Navigating the public meet-up with pals has become a bit of a minefield. But how you greet each other and the politics of sharing a picnic blanket seem fairly small fry when compared to issues around relieving yourself. Public toilets remain largely shut across the capital despite the glimmer of hope that councils would be reopening them as soon as they could crack (no pun intended) the social-distancing conundrum. In some cases it’s simply curtailing the outdoor fun. But it seems in other instances, people are answering nature’s call while out in nature.
Indeed, there were reports in the Hackney Citizen that local enforcement officers had issued so many fines for public urination last weekend around London Fields, that they ran out of paper on which to write them.
Green Party London Assembly member Caroline Russell is now pushing for public toilets to reopen post-haste. In her letter to housing and communities secretary Robert Jenrick she states that London residents have been reaching out to her over the issue. ‘Take this one, for example: “Richmond has, as I’m sure other places have too, become fairly rotten and smelly with human excrement and urine dotted around town, outside my door, and in the parks our families enjoy.”’
She continues: ‘Without public facilities, people resort to using our streets and green spaces as open toilets. This is worsened by the fact that coffee shops and public houses, desperate to keep their businesses afloat, have started to sell takeaway beverages.’
Russell poetically describes the public as being kept on a ‘loo leash’ and also makes the valid point that people with disabilities can’t make the most of the easing of lockdown and loosening of restrictions until public toilets and changing facilities are reinstated.

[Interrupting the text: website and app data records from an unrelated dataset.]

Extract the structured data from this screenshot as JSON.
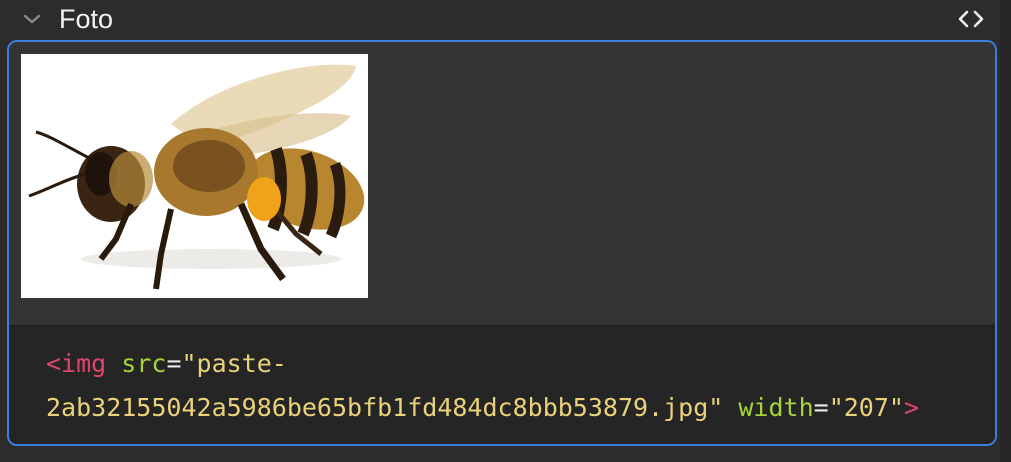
{
  "field": {
    "title": "Foto",
    "collapse_icon": "chevron-down-icon",
    "code_toggle_icon": "code-brackets-icon"
  },
  "image": {
    "alt_subject": "bee"
  },
  "code": {
    "line1": {
      "tag_open": "<img",
      "attr1": "src",
      "eq1": "=",
      "val1_part1": "\"paste-"
    },
    "line2": {
      "val1_part2": "2ab32155042a5986be65bfb1fd484dc8bbb53879.jpg\"",
      "attr2": "width",
      "eq2": "=",
      "val2": "\"207\"",
      "tag_close": ">"
    }
  },
  "colors": {
    "accent_border": "#3a7fe0",
    "tag": "#e0446b",
    "attr": "#a3d43a",
    "string": "#e9d27a"
  }
}
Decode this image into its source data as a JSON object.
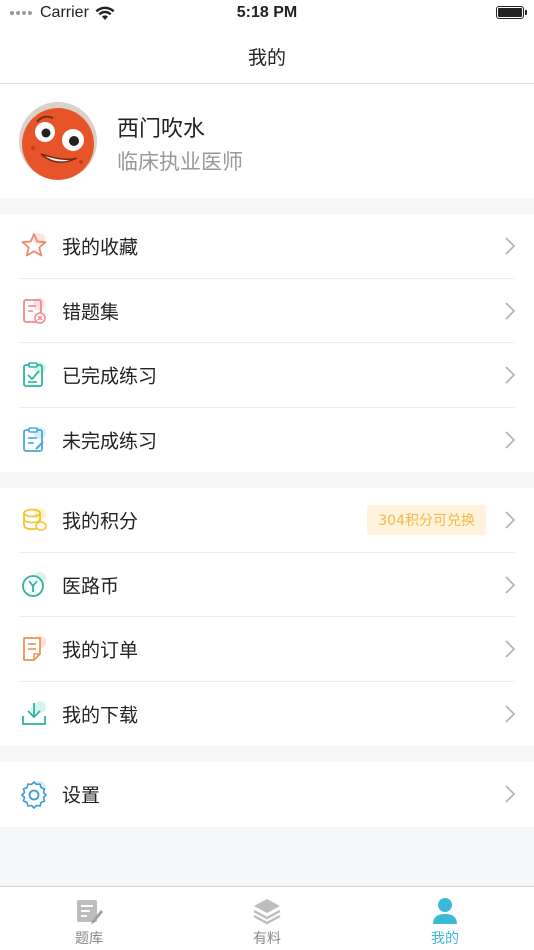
{
  "status_bar": {
    "carrier": "Carrier",
    "time": "5:18 PM"
  },
  "nav": {
    "title": "我的"
  },
  "profile": {
    "name": "西门吹水",
    "role": "临床执业医师"
  },
  "menu_groups": [
    {
      "items": [
        {
          "label": "我的收藏",
          "icon": "star-icon"
        },
        {
          "label": "错题集",
          "icon": "wrong-questions-icon"
        },
        {
          "label": "已完成练习",
          "icon": "completed-clipboard-icon"
        },
        {
          "label": "未完成练习",
          "icon": "incomplete-clipboard-icon"
        }
      ]
    },
    {
      "items": [
        {
          "label": "我的积分",
          "icon": "coins-icon",
          "badge": "304积分可兑换"
        },
        {
          "label": "医路币",
          "icon": "yilu-coin-icon"
        },
        {
          "label": "我的订单",
          "icon": "order-document-icon"
        },
        {
          "label": "我的下载",
          "icon": "download-icon"
        }
      ]
    },
    {
      "items": [
        {
          "label": "设置",
          "icon": "settings-gear-icon"
        }
      ]
    }
  ],
  "tabbar": {
    "tabs": [
      {
        "label": "题库",
        "icon": "question-bank-icon",
        "active": false
      },
      {
        "label": "有料",
        "icon": "layers-icon",
        "active": false
      },
      {
        "label": "我的",
        "icon": "user-icon",
        "active": true
      }
    ]
  },
  "colors": {
    "accent": "#3db9d8",
    "badge_bg": "#fff3dc",
    "badge_text": "#f5b84a",
    "separator_bg": "#f5f6f7"
  }
}
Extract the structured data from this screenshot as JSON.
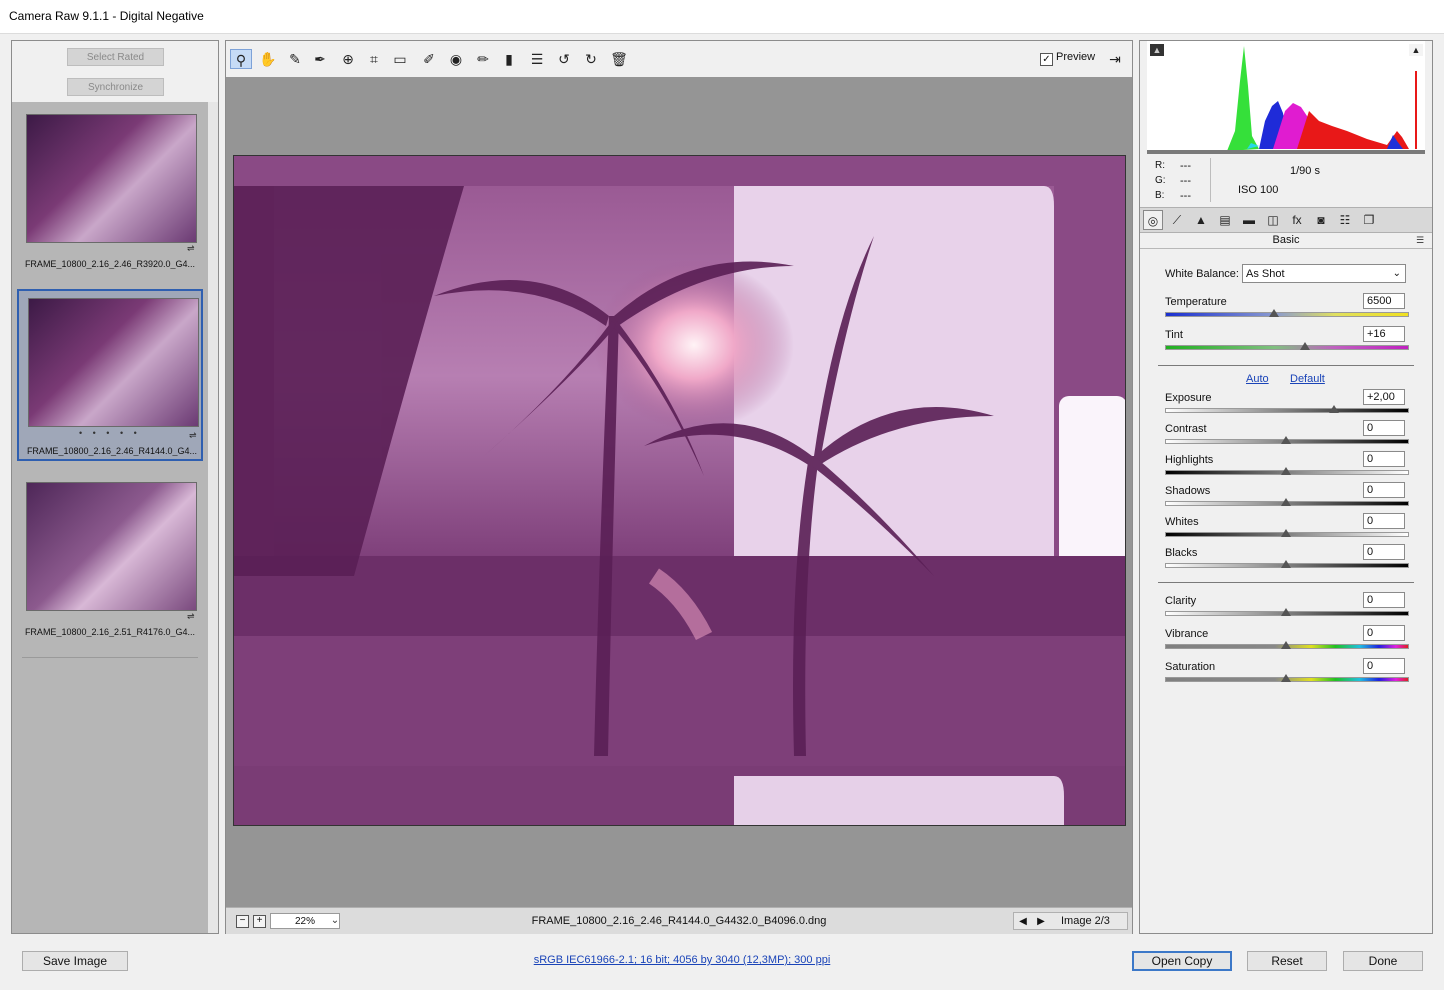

However, the government states that the issue lies with local councils. When Time Out spoke to the chief executive of Parks for London Tony Leach in May, he advised that: ‘Most local authorities and other landowners want to open toilets where it is safe for the public and staff. Many loos in parks are small and tucked away and don’t have permanent staff, which makes managing social distancing and cleansing a challenge.’